*SOURCE DATA*:
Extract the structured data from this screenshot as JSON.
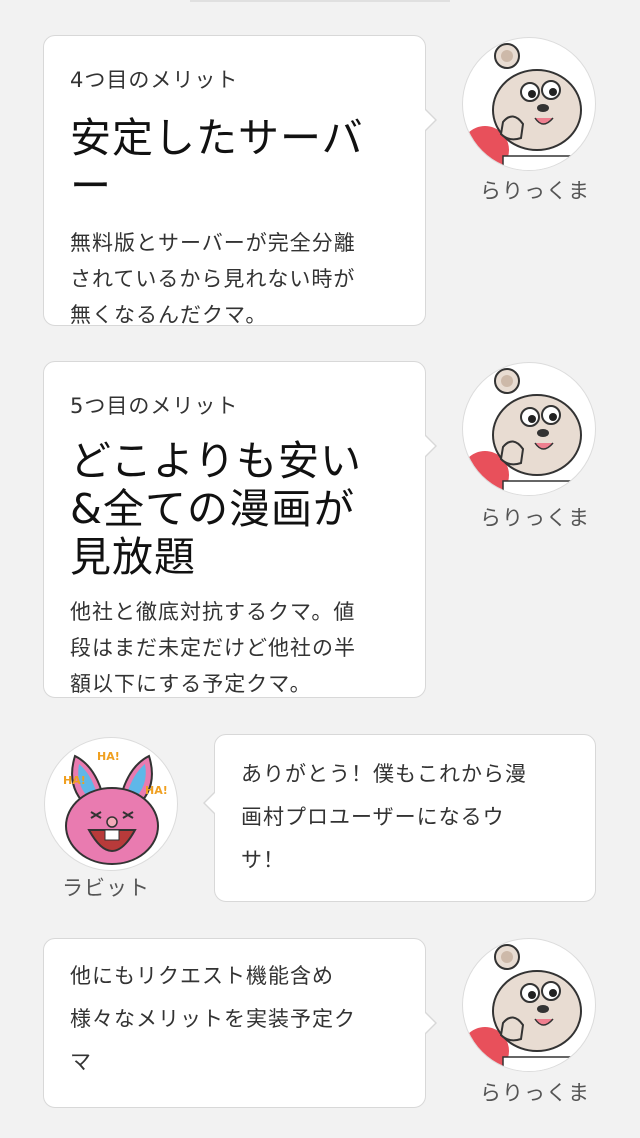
{
  "messages": [
    {
      "kicker": "4つ目のメリット",
      "headline": [
        "安定したサーバ",
        "ー"
      ],
      "body": [
        "無料版とサーバーが完全分離",
        "されているから見れない時が",
        "無くなるんだクマ。"
      ],
      "speaker": "らりっくま"
    },
    {
      "kicker": "5つ目のメリット",
      "headline": [
        "どこよりも安い",
        "&全ての漫画が",
        "見放題"
      ],
      "body": [
        "他社と徹底対抗するクマ。値",
        "段はまだ未定だけど他社の半",
        "額以下にする予定クマ。"
      ],
      "speaker": "らりっくま"
    },
    {
      "text": [
        "ありがとう！僕もこれから漫",
        "画村プロユーザーになるウ",
        "サ！"
      ],
      "speaker": "ラビット",
      "sticker_text": [
        "HA!",
        "HA!",
        "HA!"
      ]
    },
    {
      "text": [
        "他にもリクエスト機能含め",
        "様々なメリットを実装予定ク",
        "マ"
      ],
      "speaker": "らりっくま"
    }
  ],
  "colors": {
    "background": "#f2f2f2",
    "bubble": "#ffffff",
    "bubble_border": "#d8d8d8",
    "bear_fur": "#e8dcd2",
    "rabbit_face": "#e97bb0",
    "rabbit_ears": "#5fb7e8"
  },
  "icons": {
    "bear_avatar": "bear-avatar-icon",
    "rabbit_avatar": "rabbit-avatar-icon"
  }
}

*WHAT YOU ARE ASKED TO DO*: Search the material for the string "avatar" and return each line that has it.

*OUTPUT BELOW*:
    "bear_avatar": "bear-avatar-icon",
    "rabbit_avatar": "rabbit-avatar-icon"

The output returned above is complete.